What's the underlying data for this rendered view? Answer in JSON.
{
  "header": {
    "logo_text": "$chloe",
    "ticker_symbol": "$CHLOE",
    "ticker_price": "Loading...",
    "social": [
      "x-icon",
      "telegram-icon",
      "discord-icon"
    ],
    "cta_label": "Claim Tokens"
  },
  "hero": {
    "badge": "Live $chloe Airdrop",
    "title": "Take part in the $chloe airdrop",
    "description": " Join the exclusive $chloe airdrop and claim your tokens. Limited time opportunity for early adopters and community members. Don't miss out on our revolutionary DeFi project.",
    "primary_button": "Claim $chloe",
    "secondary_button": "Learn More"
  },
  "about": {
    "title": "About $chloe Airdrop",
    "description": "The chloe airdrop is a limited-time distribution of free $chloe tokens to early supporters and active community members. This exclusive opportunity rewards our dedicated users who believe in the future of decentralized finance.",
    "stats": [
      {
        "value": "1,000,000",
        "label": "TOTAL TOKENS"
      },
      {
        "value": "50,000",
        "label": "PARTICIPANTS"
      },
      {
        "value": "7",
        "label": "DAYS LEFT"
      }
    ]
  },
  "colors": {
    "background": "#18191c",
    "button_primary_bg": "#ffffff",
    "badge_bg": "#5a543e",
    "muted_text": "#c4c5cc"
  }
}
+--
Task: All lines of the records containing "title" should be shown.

Task response:
    "title": "Take part in the $chloe airdrop",
    "title": "About $chloe Airdrop",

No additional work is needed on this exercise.